Three Things that Keep Sales Managers from Making Intelligent Decisions

Author: 
Reza Mohsin, CEO of Speakeasy

When it comes to the productivity, effectiveness and overall success of sales teams, data is key. Having accurate and useful data can make or break a sales team, but on the other side of that coin, focusing too much time and resources gathering, analyzing and reporting data can be a hindrance to a successful sales cycle as well.

 The problem becomes even more complex because of a dissonance between those who desire data (sales managers) and those who are, or should be, creating the data (sales development reps, sales account executives and others). Managers want data to ensure they are making the best decisions, but sales reps know time is money and constantly feel the pressure of hitting their numbers, often using phrases like “smile and dial.” But many times that’s not enough to ensure powerful products make it to the hands of the customer. The mantra sales should really be focusing on is “work smarter, not harder,” or better yet, “work smarter AND harder.”

Meeting quotas is important, but taking the time to input data can have exponential returns. Sales managers need to fully understand the inner workings of the team and ensure they’re not only hitting quotas, but that they’re doing it in the most efficient way possible. Here are three hurdles I’ve found sales managers come up against when trying to get a clear picture of their teams’ performance.  

Pipeline Visibility
Not having insight into the companies or individuals your sales staff is working with can create confusion within the organization and even disrupt deals. Detailed visibility into companies and individuals their teams are meeting with enables sales managers to properly support account executives in the deal-making process. Maybe the product is a great fit, and the customer is interested, but the account executive isn’t meeting with the right decision maker.

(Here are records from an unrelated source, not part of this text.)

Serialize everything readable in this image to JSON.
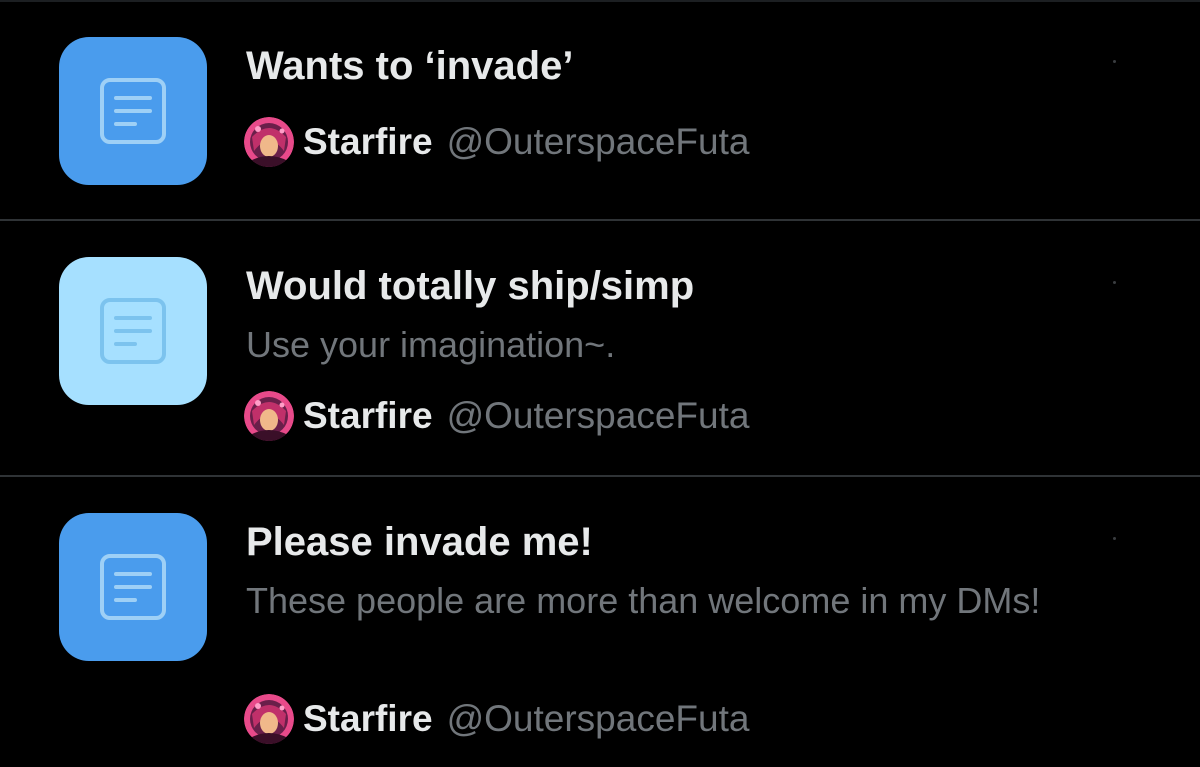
{
  "colors": {
    "background": "#000000",
    "divider": "#2f3336",
    "primary_text": "#e7e9ea",
    "secondary_text": "#71767b",
    "list_icon_blue": "#4a9ced",
    "list_icon_light_blue": "#a6e0ff"
  },
  "lists": [
    {
      "title": "Wants to ‘invade’",
      "description": "",
      "icon": "list-document-icon",
      "icon_color": "#4a9ced",
      "owner": {
        "name": "Starfire",
        "handle": "@OuterspaceFuta",
        "avatar": "starfire-avatar"
      }
    },
    {
      "title": "Would totally ship/simp",
      "description": "Use your imagination~.",
      "icon": "list-document-icon",
      "icon_color": "#a6e0ff",
      "owner": {
        "name": "Starfire",
        "handle": "@OuterspaceFuta",
        "avatar": "starfire-avatar"
      }
    },
    {
      "title": "Please invade me!",
      "description": "These people are more than welcome in my DMs!",
      "icon": "list-document-icon",
      "icon_color": "#4a9ced",
      "owner": {
        "name": "Starfire",
        "handle": "@OuterspaceFuta",
        "avatar": "starfire-avatar"
      }
    }
  ]
}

Sales managers also need to analyze the correlation between meetings and opportunities. This allows managers to identify trends and outliers that help with refining the sales process. If one particular rep is closing a higher percentage of his deals, there could be an approach that would benefit widespread deployment across the sales organization.

Process Compliance
Ensuring deals are progressing appropriately and moving down the sales funnel in the right way is key to hitting the quota. However, many reps look at parts of the process as unimportant.

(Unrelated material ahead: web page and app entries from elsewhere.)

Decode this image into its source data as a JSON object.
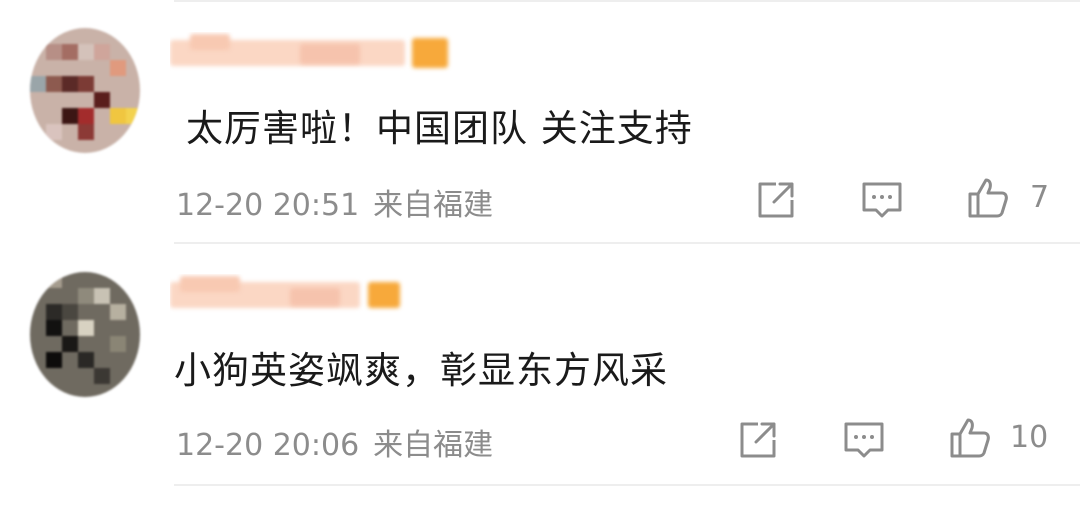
{
  "comments": [
    {
      "username": "",
      "text": "太厉害啦！中国团队 关注支持",
      "time": "12-20 20:51",
      "location": "来自福建",
      "likes": "7"
    },
    {
      "username": "",
      "text": "小狗英姿飒爽，彰显东方风采",
      "time": "12-20 20:06",
      "location": "来自福建",
      "likes": "10"
    }
  ],
  "icons": {
    "share": "share-icon",
    "comment": "comment-icon",
    "like": "thumbs-up-icon"
  },
  "colors": {
    "text": "#1a1a1a",
    "meta": "#8c8c8c",
    "icon": "#8c8c8c",
    "divider": "#eeeeee",
    "username_blur": "#fbd7c4",
    "username_badge": "#f7a93b"
  }
}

Logging calls is a big part of process compliance and ensures managers have the data intelligence to better understand the needs of their sales organizations. Finding ways to automate the logging of calls, and extraction of the team’s data, can streamline process compliance and simplify account administration for sales reps. By reducing the hassle of logging calls, managers can ensure team members complete every necessary step in the compliance process. As a bonus, having everyone on the team working in the same systems maximizes time and increases visibility.

Time
It’s not uncommon for an average sales team to be using several disparate tools to run their processes. This hodgepodge of systems makes it difficult for sales managers to find the time required to unlock the intelligence within their CRMs and other management tools.

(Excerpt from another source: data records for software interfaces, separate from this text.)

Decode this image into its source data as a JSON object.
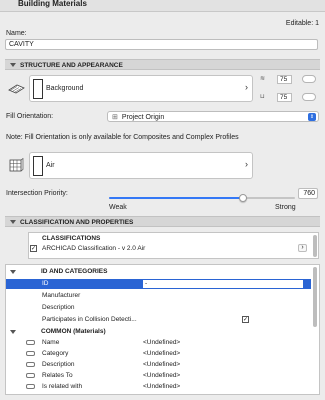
{
  "window": {
    "title": "Building Materials",
    "editable_label": "Editable: 1"
  },
  "name_field": {
    "label": "Name:",
    "value": "CAVITY"
  },
  "structure": {
    "section_title": "STRUCTURE AND APPEARANCE",
    "surface": "Background",
    "pen_value_1": "75",
    "pen_value_2": "75",
    "fill_orientation_label": "Fill Orientation:",
    "fill_orientation_value": "Project Origin",
    "note": "Note: Fill Orientation is only available for Composites and Complex Profiles",
    "fill": "Air",
    "intersection_label": "Intersection Priority:",
    "intersection_value": "760",
    "intersection_fraction": 0.72,
    "slider_min_label": "Weak",
    "slider_max_label": "Strong"
  },
  "classification": {
    "section_title": "CLASSIFICATION AND PROPERTIES",
    "header": "CLASSIFICATIONS",
    "item": "ARCHICAD Classification - v 2.0 Air",
    "item_checked": true
  },
  "properties": {
    "group1_title": "ID AND CATEGORIES",
    "rows1": [
      {
        "name": "ID",
        "value": "-",
        "selected": true
      },
      {
        "name": "Manufacturer",
        "value": ""
      },
      {
        "name": "Description",
        "value": ""
      },
      {
        "name": "Participates in Collision Detecti...",
        "value": "",
        "checkbox": true
      }
    ],
    "group2_title": "COMMON (Materials)",
    "rows2": [
      {
        "name": "Name",
        "value": "<Undefined>"
      },
      {
        "name": "Category",
        "value": "<Undefined>"
      },
      {
        "name": "Description",
        "value": "<Undefined>"
      },
      {
        "name": "Relates To",
        "value": "<Undefined>"
      },
      {
        "name": "Is related with",
        "value": "<Undefined>"
      }
    ]
  },
  "colors": {
    "accent": "#3478f6",
    "selection": "#2a64d4"
  }
}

Creating processes that deliver the information you need, when you need it, with minimal time investment and effort is essential to understanding how your teams operate. However, data shows 71 percent of sales representatives say they spend too much time on data entry, so these processes need to require little-to-no time investment.

At Speakeasy, we’ve noticed that account executives spend much of their time logging and trying to keep an accurate record of what they’re doing. Switching between apps and taking notes, sharing files, sending meeting summaries and logging information in different places often makes it feel like technology is impeding the sales process instead of enabling it. And when you consider sales personnel are paid on deals closed, and not deals logged, it becomes easy to see why data might not be 100 percent accurate.

The key to an optimized sales team is maximizing efficiency in these three areas with minimal effort. Sales managers can help make this happen by employing the right tools for their teams – tools that simplify the sales process instead of making it more complex.

It’s also important to remember that each team member in the sales cycle can benefit from different tools. For example, sales development representatives have tools such as InsideSales.com. Customer success and retention managers can benefit from tools like Gainsight. My team at Speakeasy is focused on tools that enable sales account executives. Using the right tool for the job, and employing effective processes, that increase pipeline visibility, ensure process compliance, and save time, will take your sales team to the next level so you can all close more deals and keep customers happy.

Reza Mohsin is CEO of Speakeasy, providers of a sales acceleration and engagement system.